2.5. 

Right at 7.6 is Route 391 to Fairhaven and Manchester. 

•Lake George, N. Y. (alt. 320 ft.), a popular under Baron Dieskan on September 8, 1755. 

summer resort, The lake is 32 miles long Two regattas are held annually during the 

and has been the scene of many thrilling his- month of August. The lake offers excellent 

toric events. West of the railroad station, fi » hin *\ T t rout * 8almon ' I**" 1 a ° d P erch 

near Lake George village, are the ruins of *^™^™^™*"J^*™ 

^ . . as "Millionaires' Row," begins at the village 

ancient forts and there also stands the monu- of Lakc ^^ continuing along thc wc8t 

ment erected in 1903 to commemorate the 8horc as far as Bolton Lading. Beautiful 

battle of Lake George, in which General John- v i C ws of the surrounding country may be 

son with his army of 2,200 defeated the French had along this route. 



HIAWATHA HOUSE overlooking lake george 

Mrs. Albert McCabe, Proprietor Good Home Cooking 

Sabbath Day Point New York tourists' patronage solicited 

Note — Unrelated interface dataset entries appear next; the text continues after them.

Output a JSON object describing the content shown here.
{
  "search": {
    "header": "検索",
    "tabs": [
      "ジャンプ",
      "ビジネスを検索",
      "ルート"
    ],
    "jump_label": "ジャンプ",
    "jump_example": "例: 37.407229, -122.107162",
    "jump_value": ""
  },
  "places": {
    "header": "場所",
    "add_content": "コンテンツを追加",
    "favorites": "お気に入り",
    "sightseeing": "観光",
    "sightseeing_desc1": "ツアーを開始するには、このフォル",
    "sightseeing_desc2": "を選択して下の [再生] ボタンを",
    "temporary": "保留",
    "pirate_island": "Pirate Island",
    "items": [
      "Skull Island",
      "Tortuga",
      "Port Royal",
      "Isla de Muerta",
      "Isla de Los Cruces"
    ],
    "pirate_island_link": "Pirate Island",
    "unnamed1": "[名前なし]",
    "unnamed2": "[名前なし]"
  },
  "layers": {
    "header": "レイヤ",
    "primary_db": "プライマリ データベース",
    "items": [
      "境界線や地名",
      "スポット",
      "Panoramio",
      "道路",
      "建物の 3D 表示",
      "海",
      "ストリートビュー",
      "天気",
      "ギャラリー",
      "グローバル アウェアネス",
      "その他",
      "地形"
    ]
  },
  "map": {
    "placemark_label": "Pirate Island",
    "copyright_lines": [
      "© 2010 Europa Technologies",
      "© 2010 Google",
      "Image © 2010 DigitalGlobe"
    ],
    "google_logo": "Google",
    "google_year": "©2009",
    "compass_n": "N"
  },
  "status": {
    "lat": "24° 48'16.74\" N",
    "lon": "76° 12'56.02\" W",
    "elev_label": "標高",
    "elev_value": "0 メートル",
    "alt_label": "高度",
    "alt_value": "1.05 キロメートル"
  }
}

Sabbath JDaV Point HoUSe Boats carrying autos leave for Bolton or 

-. _ t J Lake George, 8:25 a.m. and 2:15 p.m. 

Open June 1st to October 1st From Bolton Landing for Sabbath Day 

Sabbath Day Point New York Polnt 10:5 ° am - and 8:80 pm * 



OO 



gtF 



Route 429 Page 348 Elizabethtown Section 

7.9 5.9 Orwell, Vt.,* 4-corners. Straight thru upgrade. 

10.7 2.8 Right-hand road at small green; turn right. 

10.9 0.2 Left-hand road— sign "Brandon"; turn left. 

12.9 2.0 End of road, stone school on left ; turn left. 

Right Is Route 463 to Castieton Corners. 

13.1 0.2 Sudbury,* wooden church on right. Straight thru. 

14.6 1.5 Fork; bear right with travel and poles. 

15.1 0.5 End of road; turn right. 

17.2* 2.1 Left-hand road; turn left thr* covered wooden bridge. 

19.7 k 2.5 Fork beyond RR bridge; bear right. 

20.7 1.0 Prominent 4-corners; keep straight ahead between park and 
monument onto Main St. 

Left at monument is Route 399 to Burlington. 

Avoid left-hand road at stone bridge 21.0. Now on Center St. 

21.